Recently I spent a contented day walking a stretch of the North Downs Way in Kent. This 156 mile walk runs from Farnham to Dover and I’ve been doing it in stages for the past couple of years, sometimes with friends or family, but often on my own. This time I’d had a break of nearly a year and it was a treat to resume it and to walk through cornfields, along wooded ridges and down deserted dusty lanes, all alone. It was a rare bit of peace and a chance to appreciate the capriciousness of English weather. The sun seared my face and then shortly afterwards a smattering of drizzle chilled me.

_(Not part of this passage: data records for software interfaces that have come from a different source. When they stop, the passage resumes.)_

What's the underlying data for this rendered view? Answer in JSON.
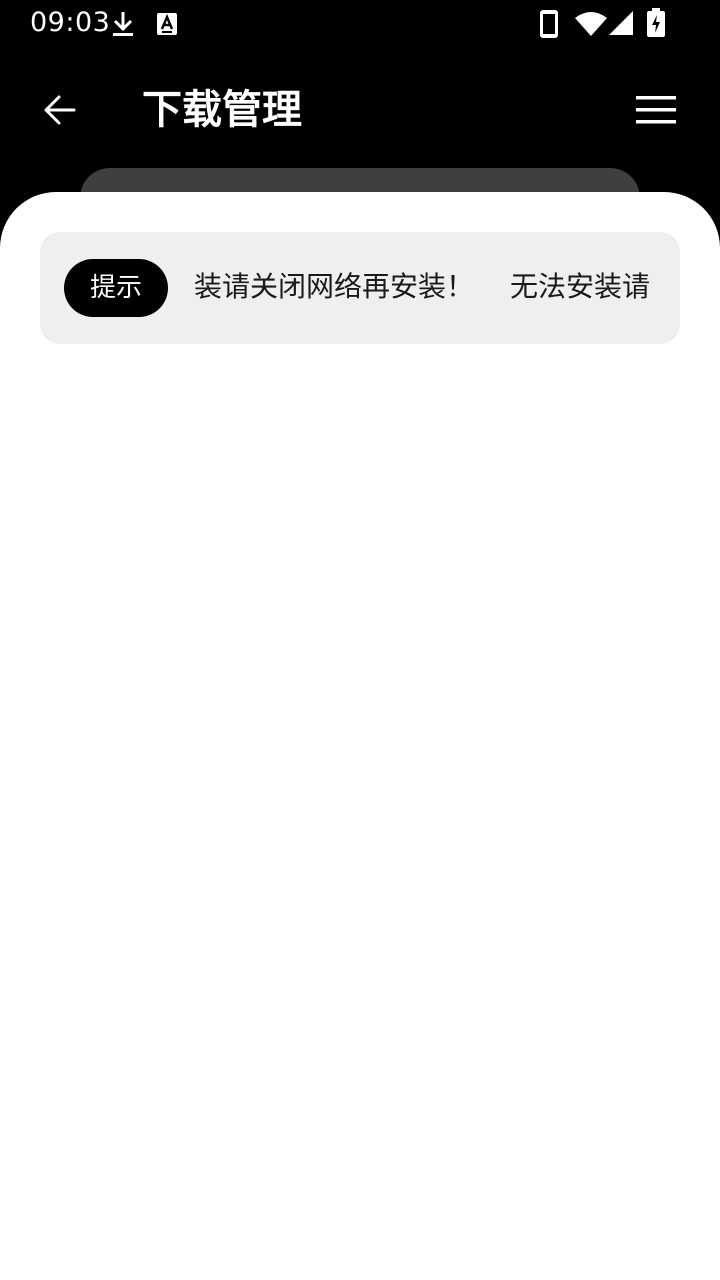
{
  "status_bar": {
    "time": "09:03",
    "left_icons": [
      "download-icon",
      "keyboard-a-icon"
    ],
    "right_icons": [
      "phone-icon",
      "wifi-icon",
      "signal-icon",
      "battery-charging-icon"
    ]
  },
  "app_bar": {
    "back_icon": "arrow-left-icon",
    "title": "下载管理",
    "menu_icon": "hamburger-menu-icon"
  },
  "notice": {
    "badge_label": "提示",
    "marquee_visible_start": "装请关闭网络再安装！",
    "marquee_visible_next": "无法安装请"
  },
  "colors": {
    "background": "#000000",
    "sheet": "#ffffff",
    "notice_bg": "#efefef",
    "back_card": "#3f3f3f",
    "badge_bg": "#000000"
  }
}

I’ve got two long distance walks on my list of sixty treats. This one and the South West Coastal Footpath. On these kind of walks you can keep putting one foot in front of the other and for a while you’re relieved of having to think about life’s usual worries. You know roughly what’s going to happen next, but there’s always the pleasure of wondering what precisely is round that bend that you can see in the distance.

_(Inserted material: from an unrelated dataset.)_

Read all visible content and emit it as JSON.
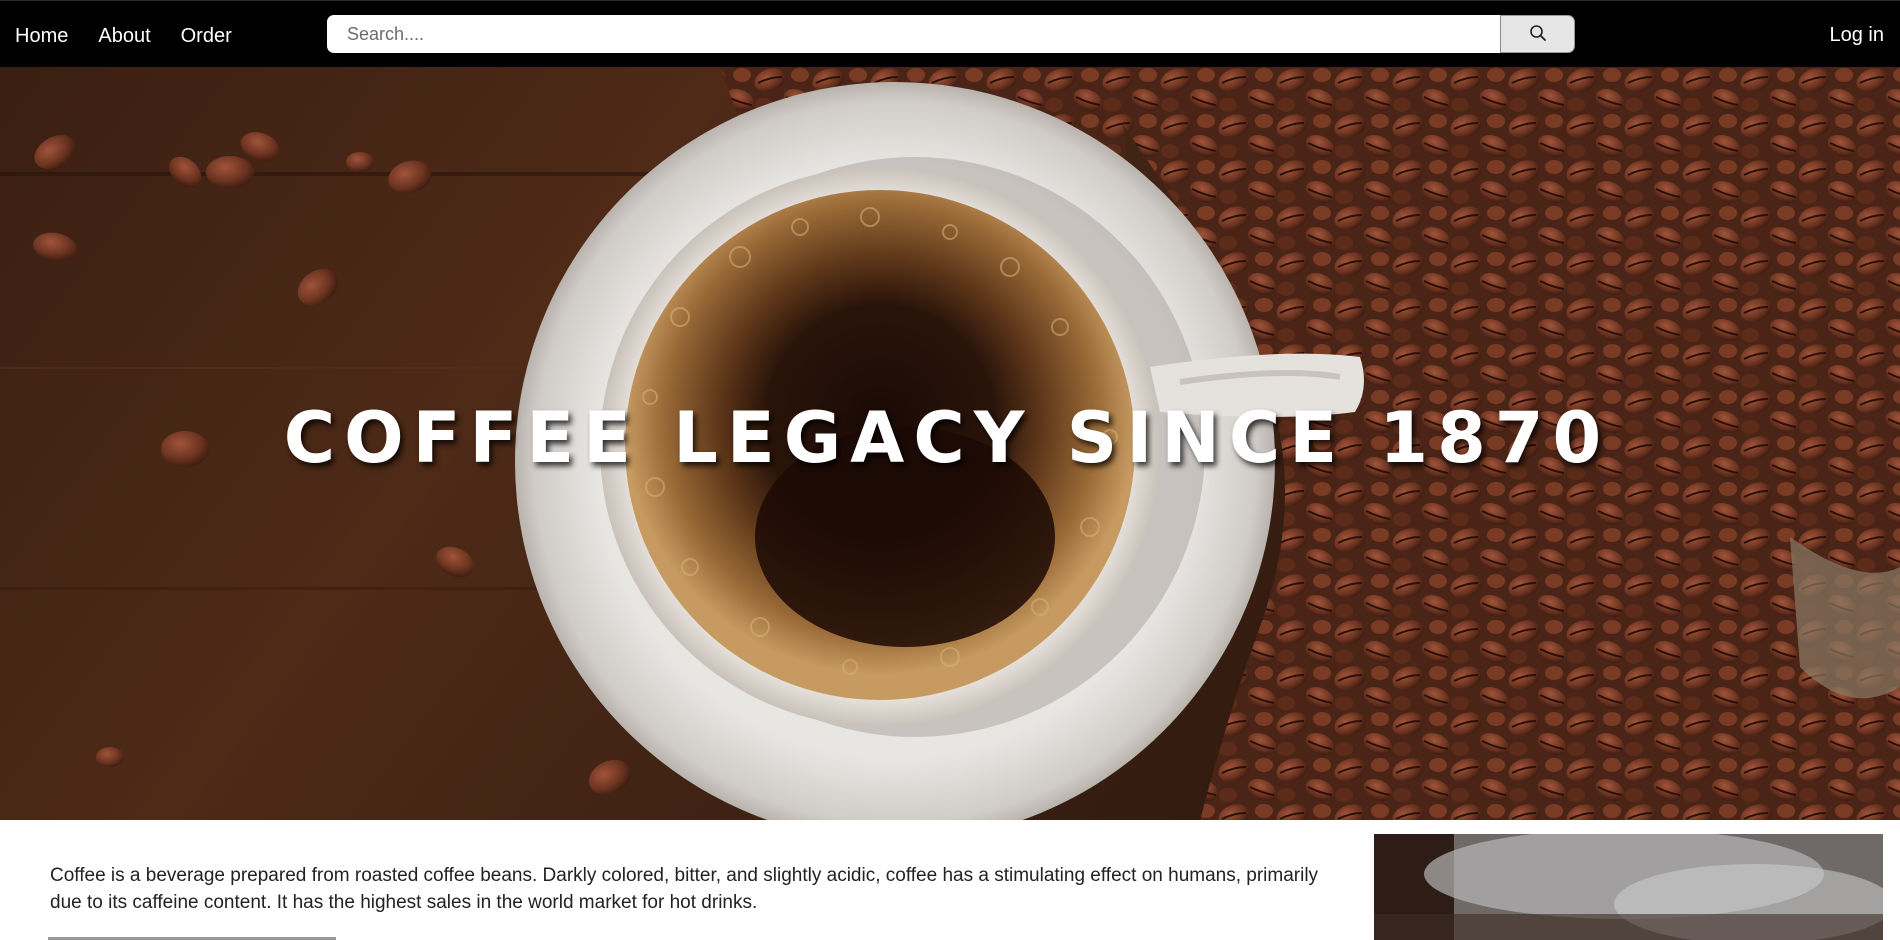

north downs way 1

On this occasion as I walked through deepest Kent, I pondered what to write for my next blog post and settled on the unexpected benefits of treats. Some of those I’ve done so far have required me to try new activities or to tackle unfamiliar subjects and there’s plenty of research which suggests that mental activity can help to stave off forgetfulness.

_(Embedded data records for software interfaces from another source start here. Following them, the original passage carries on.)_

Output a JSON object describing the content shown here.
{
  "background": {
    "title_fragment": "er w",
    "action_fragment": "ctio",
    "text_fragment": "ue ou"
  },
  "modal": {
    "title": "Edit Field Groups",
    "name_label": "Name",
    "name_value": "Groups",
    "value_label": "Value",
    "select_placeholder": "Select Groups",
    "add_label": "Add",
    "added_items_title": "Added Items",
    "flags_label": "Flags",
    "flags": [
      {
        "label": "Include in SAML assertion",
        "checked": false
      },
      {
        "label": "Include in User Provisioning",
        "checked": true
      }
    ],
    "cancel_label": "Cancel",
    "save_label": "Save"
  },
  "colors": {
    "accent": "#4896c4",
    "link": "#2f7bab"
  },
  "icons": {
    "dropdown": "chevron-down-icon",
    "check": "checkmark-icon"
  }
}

This is becoming increasingly relevant. When I was young I could easily remember names, addresses, dates and all manner of other bits and pieces. I couldn’t imagine what it was like not to be able to retrieve them but this is one of those things that it’s hard to understand unless you’ve experienced it. Like gout, labour pains and carpal tunnel syndrome. Now I know about forgetfulness only too well. It’s getting on for a year since I moved house and I still can’t remember the names of any of the roads around me. And yet in my head I can easily walk around the streets where I lived thirty years ago.

One of my other current treats is to watch all of Hitchcock’s films and this is certainly giving me some mental stimulation. He’s often cited as the most influential director of all time and was noteworthy for the way he played with his audience and for the detailed control he exerted over all aspects of his films. There are over fifty to enjoy and so far I’ve watched six. The most recent of these, Stage Fright was interesting because it starts with one of the main characters telling a story in flashback. It’s only at the end that the audience discovers he was lying. This kind of manipulation would be thought clever now, but in 1950 viewers felt cheated and Hitchcock considered it to be one of the major errors in his long career.

psycho

In the warm Kentish sunshine my mind wandered to these films that I’ve seen recently and to other Hitchcocks that I’ve seen in the past and will revisit as part of this treat. As I reflected and walked down a track, I noticed a tractor going up and down in the distance. Up and down. Up and down. There was a light breeze and everything felt very still. Very quiet and rather sinister. A small plane circled in the sky above. Round and round. Dipping and diving. Apparently aimless. Or was it? Was I imagining it or were there more birds around than usual?

birds

This was no good. An enjoyable walk-treat was being sabotaged by an equally pleasurable film-treat so I distracted myself by trying to remember what I wanted to write about in this next blog. But there was just an empty gap in my head.

north downs way sign

Fortunately I eventually remembered that this current blog was meant to be about forgetfulness. And I also remembered this entertaining video which sums up age-activated attention deficit disorder. It makes me laugh and I hope you enjoy it too. It’s well worth spending three minutes on, but I suggest you watch it straightaway or you might forget.